We left off last time with some dissatisfaction. Hart had said that judges must legislate when the rules do not determine their decision in a particular case. He made a reasonable case that something like this has to happen in any system of rules. No rule is going to list all the possible vehicles, for instance.
But what is unsatisfying in both Hart and Holmes is that nothing is said about the constraints on how judges legislate. Legislators can legislate by promoting the interests of a particular class in society: that’s what they are elected to do in a representative democracy, after all. But it would be very odd if judges were allowed to do that. At least, they aren’t allowed to do that in our system. (OK, OK: they aren’t allowed to say that they do that in our system.) Anyway, the point is that it cannot be as simple as saying that they just legislate, period.
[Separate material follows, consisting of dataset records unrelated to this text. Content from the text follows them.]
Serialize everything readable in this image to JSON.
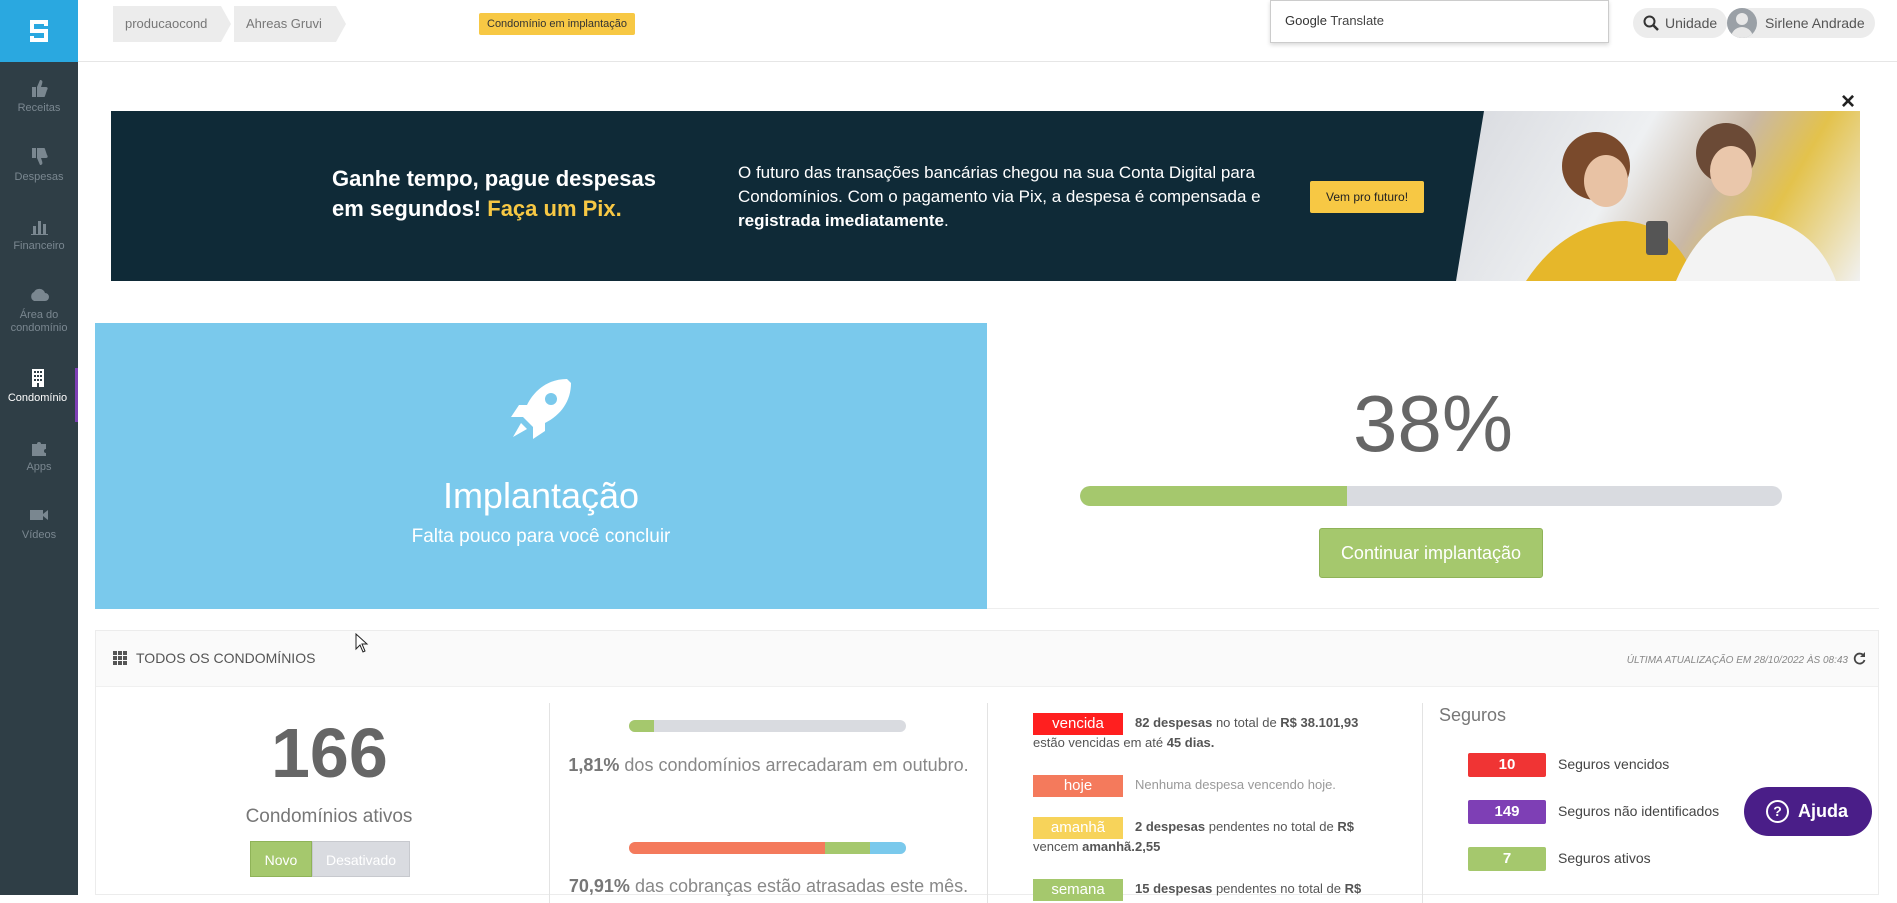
{
  "sidebar": {
    "items": [
      {
        "label": "Receitas",
        "icon": "thumbs-up-icon"
      },
      {
        "label": "Despesas",
        "icon": "thumbs-down-icon"
      },
      {
        "label": "Financeiro",
        "icon": "bar-chart-icon"
      },
      {
        "label": "Área do condomínio",
        "icon": "cloud-icon"
      },
      {
        "label": "Condomínio",
        "icon": "building-icon",
        "active": true
      },
      {
        "label": "Apps",
        "icon": "puzzle-icon"
      },
      {
        "label": "Vídeos",
        "icon": "video-camera-icon"
      }
    ]
  },
  "header": {
    "breadcrumbs": [
      "producaocond",
      "Ahreas Gruvi"
    ],
    "status_badge": "Condomínio em implantação",
    "google_translate": {
      "brand": "Google",
      "label": "Translate"
    },
    "search_label": "Unidade",
    "user_name": "Sirlene Andrade"
  },
  "banner": {
    "headline_part1": "Ganhe tempo, pague despesas em segundos! ",
    "headline_highlight": "Faça um Pix.",
    "body_part1": "O futuro das transações bancárias chegou na sua Conta Digital para Condomínios. Com o pagamento via Pix, a despesa é compensada e ",
    "body_bold": "registrada imediatamente",
    "body_end": ".",
    "cta": "Vem pro futuro!",
    "close_icon": "×"
  },
  "implantacao": {
    "title": "Implantação",
    "subtitle": "Falta pouco para você concluir",
    "percent_label": "38%",
    "progress_fraction": 0.38,
    "continue_button": "Continuar implantação"
  },
  "condominios": {
    "title": "TODOS OS CONDOMÍNIOS",
    "last_update": "ÚLTIMA ATUALIZAÇÃO EM 28/10/2022 ÀS 08:43",
    "active_count": "166",
    "active_label": "Condomínios ativos",
    "filter_new": "Novo",
    "filter_disabled": "Desativado",
    "collected_pct": "1,81%",
    "collected_text": " dos condomínios arrecadaram em outubro.",
    "collected_fraction": 0.0181,
    "late_pct": "70,91%",
    "late_text": " das cobranças estão atrasadas este mês.",
    "late_bar_segments": [
      0.7091,
      0.16,
      0.1309
    ],
    "due": [
      {
        "tag": "vencida",
        "color": "#ff1f1f",
        "count": "82 despesas",
        "mid": " no total de ",
        "amount": "R$ 38.101,93",
        "tail": " estão vencidas em até ",
        "when": "45 dias."
      },
      {
        "tag": "hoje",
        "color": "#f47a5c",
        "text": "Nenhuma despesa vencendo hoje."
      },
      {
        "tag": "amanhã",
        "color": "#f7d35a",
        "count": "2 despesas",
        "mid": " pendentes no total de ",
        "amount": "R$ 2,55",
        "tail": " vencem ",
        "when": "amanhã."
      },
      {
        "tag": "semana",
        "color": "#a5c86d",
        "count": "15 despesas",
        "mid": " pendentes no total de ",
        "amount": "R$",
        "tail": "",
        "when": ""
      }
    ]
  },
  "seguros": {
    "title": "Seguros",
    "rows": [
      {
        "count": "10",
        "label": "Seguros vencidos",
        "color": "#f03434"
      },
      {
        "count": "149",
        "label": "Seguros não identificados",
        "color": "#7e3fb5"
      },
      {
        "count": "7",
        "label": "Seguros ativos",
        "color": "#a5c86d"
      }
    ]
  },
  "help": {
    "label": "Ajuda",
    "icon": "?"
  }
}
Dworkin went right at this problem. He thinks that judges employ what he calls “principles” in making their decisions and that we can’t understand what judges do unless we include principles in our account of the nature of law. If he makes his case, then Hart’s theory is incomplete. Law is not just a system of rules but must include principles as well.
Our discussion followed the structure of Dworkin’s article. I said that Dworkin tried to show that Hart faces a dilemma. He can say that principles are not part of the law or that they are part of the law. His position would be compromised either way, according to Dworkin.
We were quick with the first option, that principles are not part of the law. When Hart responded to Dworkin himself, his comments all concerned the second option, so that’s where we concentrated our attention.See Hart’s Postscript to the second edition of The Concept of Law.
For the second option, that principles are part of the law, we spent a fair amount of time talking about the distinction between rules and principles: Dworkin said they are different in kind, Hart said the differences are more a matter of degree.
Having thought about it, I’m not sure that this is the central point. I have two reasons for thinking that.
First, it seems pretty obvious to me that Hart’s theory can explain how the law contains some elements that look very much like what Dworkin called principles. In the American legal system, the rule of recognition treats the Constitution as a source of law. But it’s trivial to find parts of the Constitution that are broad statements of value, much like the principle that no one should profit from their own wrong. Since Hart’s theory can handle the Constitution as a source of law, it can handle laws that look like principles.
Second, I think the central question is whether there could be a rule of recognition that would identify all of what Dworkin calls principles. If not, the central part of Hart’s theory would be wrong as there would be valid parts of the law (the principles) that cannot be identified by a rule of recognition.
I do not know if that is right or not. But it seems to me that’s the main issue.
Josh C. was slightly offended by Dworkin on the grounds that he seems to be giving up on identifying the law. I think that’s a shrewd observation. In my opinion, Dworkin did not think that there could be a definitive theory of what the law is; the analytical exercise that Hart was engaged in is hopeless. Rather, he thought the boundaries of the law are always a matter of interpretation.
I don’t mean that he thought that one view was as good as the next. The article we read was the first part of his attempt to work out his own opinions. His book Law’s Empire was his statement of how principle impose constraints on judges rather than giving them complete leeway.
So one way to see what we’ve been doing is that we’ve been tracing the evolution of ideas. Hart’s criticisms of Austin and the realists lead to his theory. Dworkin’s criticisms of Hart lead to his view.
One point Dworkin made about the positivists is that if judges are legislating, then the parties whose cases are being decided are being punished (or rewarded) based on the law that is made after they did the things that brought them to court.
That seems pretty bad. How can it be fair to require a person to comply with a law that doesn’t exist until later?
At the same time, however, I’m not sure Dworkin himself made a great leap forward with this problem. According to him, judges settle questions about legal rights and duties by consulting an indeterminate mass of principles whose interpretation and weight are matters of judgment. The person trying to comply with the law can be just as much in the dark about how the case will be decided as the one who faces a judge who makes the law up in deciding the case.
So one thing I take away from this discussion is that we have an ideal that probably can’t be met. Our ideal is that the law is settled in advance such that it is possible for someone who is sincerely trying to comply with the law to do so. But there may be areas of the law where private citizens cannot know if they are in compliance or not because what the law is is too unsettled.
As Josh O. noted at the very end of class, maybe the realists had a point.